Entries from a dataset of interfaces
○ ○ ○ ○
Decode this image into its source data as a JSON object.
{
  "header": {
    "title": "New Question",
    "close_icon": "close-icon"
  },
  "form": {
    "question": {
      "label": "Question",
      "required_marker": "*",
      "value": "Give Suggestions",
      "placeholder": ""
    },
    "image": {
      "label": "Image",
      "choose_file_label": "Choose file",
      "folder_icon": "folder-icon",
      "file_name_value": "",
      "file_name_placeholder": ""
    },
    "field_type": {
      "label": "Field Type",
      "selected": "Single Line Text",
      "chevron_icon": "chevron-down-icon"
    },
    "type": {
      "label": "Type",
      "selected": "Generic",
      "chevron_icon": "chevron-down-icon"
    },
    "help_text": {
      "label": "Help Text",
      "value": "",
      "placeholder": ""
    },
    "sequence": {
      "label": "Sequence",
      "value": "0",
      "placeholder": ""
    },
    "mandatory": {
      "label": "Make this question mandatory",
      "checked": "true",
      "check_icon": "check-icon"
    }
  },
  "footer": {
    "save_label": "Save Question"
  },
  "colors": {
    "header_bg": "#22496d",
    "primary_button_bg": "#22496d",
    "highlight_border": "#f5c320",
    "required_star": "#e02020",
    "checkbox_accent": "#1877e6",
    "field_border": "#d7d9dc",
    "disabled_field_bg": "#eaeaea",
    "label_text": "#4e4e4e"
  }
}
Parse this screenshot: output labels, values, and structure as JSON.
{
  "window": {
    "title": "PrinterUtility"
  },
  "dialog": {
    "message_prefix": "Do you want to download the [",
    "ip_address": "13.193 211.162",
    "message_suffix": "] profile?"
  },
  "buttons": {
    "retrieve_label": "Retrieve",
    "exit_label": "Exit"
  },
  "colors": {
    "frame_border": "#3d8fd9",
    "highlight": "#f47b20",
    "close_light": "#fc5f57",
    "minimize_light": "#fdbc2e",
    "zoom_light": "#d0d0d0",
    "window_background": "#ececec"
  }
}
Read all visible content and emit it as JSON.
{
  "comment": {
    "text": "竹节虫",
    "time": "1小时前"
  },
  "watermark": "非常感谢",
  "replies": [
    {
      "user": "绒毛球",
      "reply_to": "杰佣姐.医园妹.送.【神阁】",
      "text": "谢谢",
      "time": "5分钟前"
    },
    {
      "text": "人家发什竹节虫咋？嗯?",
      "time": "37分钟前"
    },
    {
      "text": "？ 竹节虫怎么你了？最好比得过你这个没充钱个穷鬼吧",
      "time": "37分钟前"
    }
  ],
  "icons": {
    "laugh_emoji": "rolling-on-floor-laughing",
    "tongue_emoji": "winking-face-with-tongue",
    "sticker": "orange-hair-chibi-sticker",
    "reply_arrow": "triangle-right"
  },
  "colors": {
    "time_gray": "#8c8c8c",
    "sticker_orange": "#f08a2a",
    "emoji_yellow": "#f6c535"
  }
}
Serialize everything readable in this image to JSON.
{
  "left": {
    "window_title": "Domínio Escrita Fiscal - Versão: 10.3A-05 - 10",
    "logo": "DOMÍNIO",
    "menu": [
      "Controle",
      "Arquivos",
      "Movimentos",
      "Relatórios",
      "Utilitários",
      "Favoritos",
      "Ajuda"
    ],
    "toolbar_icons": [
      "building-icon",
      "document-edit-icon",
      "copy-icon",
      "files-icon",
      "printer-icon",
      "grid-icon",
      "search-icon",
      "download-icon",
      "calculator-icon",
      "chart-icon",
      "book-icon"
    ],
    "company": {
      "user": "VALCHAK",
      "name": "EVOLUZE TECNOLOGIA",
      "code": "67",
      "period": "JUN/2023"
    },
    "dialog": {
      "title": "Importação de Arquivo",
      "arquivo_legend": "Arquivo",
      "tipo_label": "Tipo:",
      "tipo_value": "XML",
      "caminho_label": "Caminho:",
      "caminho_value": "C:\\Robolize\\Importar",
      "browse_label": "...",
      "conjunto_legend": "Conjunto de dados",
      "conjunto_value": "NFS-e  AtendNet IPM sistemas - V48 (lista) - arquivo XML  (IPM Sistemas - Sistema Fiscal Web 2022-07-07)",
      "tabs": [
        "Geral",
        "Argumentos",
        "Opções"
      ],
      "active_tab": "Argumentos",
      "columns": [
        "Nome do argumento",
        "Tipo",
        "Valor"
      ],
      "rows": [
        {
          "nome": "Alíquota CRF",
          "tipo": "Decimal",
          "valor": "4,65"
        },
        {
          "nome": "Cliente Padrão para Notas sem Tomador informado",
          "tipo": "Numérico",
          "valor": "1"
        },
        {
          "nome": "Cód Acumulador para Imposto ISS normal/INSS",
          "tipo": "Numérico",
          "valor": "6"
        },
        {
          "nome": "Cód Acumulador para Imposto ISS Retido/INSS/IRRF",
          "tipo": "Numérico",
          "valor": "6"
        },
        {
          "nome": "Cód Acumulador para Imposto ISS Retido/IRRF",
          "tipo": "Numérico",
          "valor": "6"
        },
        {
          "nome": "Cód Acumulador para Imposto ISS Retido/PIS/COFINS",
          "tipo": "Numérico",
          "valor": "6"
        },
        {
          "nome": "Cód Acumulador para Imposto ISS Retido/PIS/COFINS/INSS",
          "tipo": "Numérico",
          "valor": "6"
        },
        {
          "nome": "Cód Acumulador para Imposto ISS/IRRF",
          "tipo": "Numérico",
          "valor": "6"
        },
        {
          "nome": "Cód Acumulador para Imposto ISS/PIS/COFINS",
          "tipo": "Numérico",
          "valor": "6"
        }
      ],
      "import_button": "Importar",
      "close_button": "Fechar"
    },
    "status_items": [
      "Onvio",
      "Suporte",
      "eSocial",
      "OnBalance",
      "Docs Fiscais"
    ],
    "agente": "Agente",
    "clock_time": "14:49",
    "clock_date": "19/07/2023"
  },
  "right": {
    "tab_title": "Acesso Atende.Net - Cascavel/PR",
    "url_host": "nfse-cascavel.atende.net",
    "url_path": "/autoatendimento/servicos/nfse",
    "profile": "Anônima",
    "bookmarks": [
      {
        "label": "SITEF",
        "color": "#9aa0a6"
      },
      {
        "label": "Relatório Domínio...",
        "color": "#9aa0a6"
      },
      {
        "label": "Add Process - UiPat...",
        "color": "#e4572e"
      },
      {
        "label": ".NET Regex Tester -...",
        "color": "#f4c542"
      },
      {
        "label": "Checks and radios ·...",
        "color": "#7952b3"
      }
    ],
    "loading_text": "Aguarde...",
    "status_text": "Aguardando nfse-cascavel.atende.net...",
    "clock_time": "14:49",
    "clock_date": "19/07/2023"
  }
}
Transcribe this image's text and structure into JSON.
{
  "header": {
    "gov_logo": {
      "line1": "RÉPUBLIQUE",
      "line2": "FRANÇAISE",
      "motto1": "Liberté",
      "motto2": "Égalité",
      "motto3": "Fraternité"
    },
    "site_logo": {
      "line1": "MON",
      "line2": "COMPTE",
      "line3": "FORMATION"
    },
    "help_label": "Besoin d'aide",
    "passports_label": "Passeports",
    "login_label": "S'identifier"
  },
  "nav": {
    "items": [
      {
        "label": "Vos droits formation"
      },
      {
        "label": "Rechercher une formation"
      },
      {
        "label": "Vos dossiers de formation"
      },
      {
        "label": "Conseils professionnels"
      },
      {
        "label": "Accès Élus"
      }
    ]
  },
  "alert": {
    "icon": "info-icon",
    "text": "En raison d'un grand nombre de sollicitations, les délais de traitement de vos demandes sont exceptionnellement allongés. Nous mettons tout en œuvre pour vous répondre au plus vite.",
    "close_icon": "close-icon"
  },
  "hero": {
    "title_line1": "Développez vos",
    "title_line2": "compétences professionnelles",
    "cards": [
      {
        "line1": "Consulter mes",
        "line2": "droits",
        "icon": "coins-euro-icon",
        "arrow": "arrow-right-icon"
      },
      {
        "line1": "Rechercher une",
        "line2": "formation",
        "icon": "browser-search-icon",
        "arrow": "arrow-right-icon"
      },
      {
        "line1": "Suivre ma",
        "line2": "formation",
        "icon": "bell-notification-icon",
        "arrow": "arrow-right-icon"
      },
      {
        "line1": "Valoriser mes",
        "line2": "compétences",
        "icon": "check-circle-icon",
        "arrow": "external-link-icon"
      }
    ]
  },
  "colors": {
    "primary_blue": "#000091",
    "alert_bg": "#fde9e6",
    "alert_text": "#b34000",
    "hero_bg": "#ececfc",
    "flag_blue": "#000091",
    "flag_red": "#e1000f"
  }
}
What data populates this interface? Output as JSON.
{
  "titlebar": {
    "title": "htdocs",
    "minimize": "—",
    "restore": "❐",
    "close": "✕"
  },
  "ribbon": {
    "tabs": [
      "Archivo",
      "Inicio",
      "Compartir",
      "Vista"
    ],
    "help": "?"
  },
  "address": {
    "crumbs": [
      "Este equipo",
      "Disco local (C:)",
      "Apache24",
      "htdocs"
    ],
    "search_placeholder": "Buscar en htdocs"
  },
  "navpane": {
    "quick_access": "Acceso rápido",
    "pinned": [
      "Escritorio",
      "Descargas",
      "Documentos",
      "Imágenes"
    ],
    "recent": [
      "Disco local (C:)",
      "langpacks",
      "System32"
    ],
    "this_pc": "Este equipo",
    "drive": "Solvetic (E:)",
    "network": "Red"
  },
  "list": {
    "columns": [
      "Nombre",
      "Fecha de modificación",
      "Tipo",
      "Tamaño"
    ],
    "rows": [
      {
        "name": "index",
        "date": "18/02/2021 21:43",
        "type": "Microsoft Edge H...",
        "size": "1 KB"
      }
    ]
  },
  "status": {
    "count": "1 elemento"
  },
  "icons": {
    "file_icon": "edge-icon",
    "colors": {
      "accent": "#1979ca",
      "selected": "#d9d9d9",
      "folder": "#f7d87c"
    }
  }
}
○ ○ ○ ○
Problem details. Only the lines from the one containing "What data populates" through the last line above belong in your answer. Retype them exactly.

Solution for this task.
What data populates this interface? Output as JSON.
{
  "titlebar": {
    "title": "htdocs",
    "minimize": "—",
    "restore": "❐",
    "close": "✕"
  },
  "ribbon": {
    "tabs": [
      "Archivo",
      "Inicio",
      "Compartir",
      "Vista"
    ],
    "help": "?"
  },
  "address": {
    "crumbs": [
      "Este equipo",
      "Disco local (C:)",
      "Apache24",
      "htdocs"
    ],
    "search_placeholder": "Buscar en htdocs"
  },
  "navpane": {
    "quick_access": "Acceso rápido",
    "pinned": [
      "Escritorio",
      "Descargas",
      "Documentos",
      "Imágenes"
    ],
    "recent": [
      "Disco local (C:)",
      "langpacks",
      "System32"
    ],
    "this_pc": "Este equipo",
    "drive": "Solvetic (E:)",
    "network": "Red"
  },
  "list": {
    "columns": [
      "Nombre",
      "Fecha de modificación",
      "Tipo",
      "Tamaño"
    ],
    "rows": [
      {
        "name": "index",
        "date": "18/02/2021 21:43",
        "type": "Microsoft Edge H...",
        "size": "1 KB"
      }
    ]
  },
  "status": {
    "count": "1 elemento"
  },
  "icons": {
    "file_icon": "edge-icon",
    "colors": {
      "accent": "#1979ca",
      "selected": "#d9d9d9",
      "folder": "#f7d87c"
    }
  }
}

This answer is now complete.